Governor Patrick said that he has sponsored sentencing reform legislation, especially for drug offenders, “people who haven’t hurt anyone but themselves.” He did not agree with Mr. Amabile that pardons are a reasonable solution, commenting that he has had only one pardon recommendation from the Pardons Board, which he denied.
Not a candidate
Although Governor Patrick has announced that he will not seek a third term, his introductory remarks to the assembled citizens and public officials had some of the characteristics of a stump speech. He praised Massachusetts’s financial recovery from the recent recession, which he said leads the nation, particularly in “green” jobs. He said that 57 percent of the country’s new green jobs in June were in Massachusetts. He asserted that Massachusetts leads the nation in education and also took pride that 98 percent of Massachusetts residents have health insurance, including 99.8 percent of children. “But it still costs too much,” he added.

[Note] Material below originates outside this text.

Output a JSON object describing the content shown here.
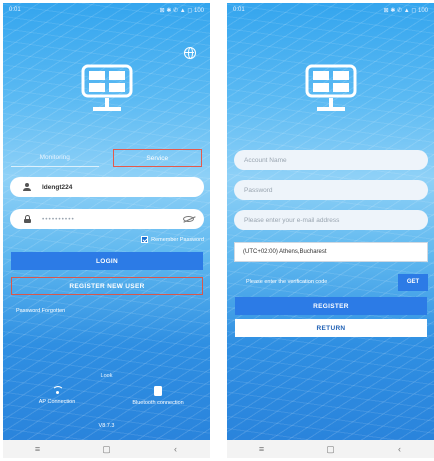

Governor Patrick said that Massachusetts is “investing” in infrastructure, particularly roads and bridges. He praised the on-schedule accelerated repair to 14 bridges on Interstate 93 north of Boston, which has so far demolished and replaced nine bridges, one per weekend. He contrasted that pace with the years it is taking to replace the drawbridge over the entrance to the Lagoon.
The problem, he said, which is now his greatest concern, is the increase in urban violence.
Throughout the meeting, Governor Patrick spoke candidly and, at times, firmly. He showed that he was listening carefully, asking questions and assigning follow-up to his assistants. When he felt that he understood the questioner’s problem, he nodded emphatically, saying, “I got it.” If questioners persisted, he repeated “I got it” with emphasis, a not-so-subtle sign that it was time to move on to the next question.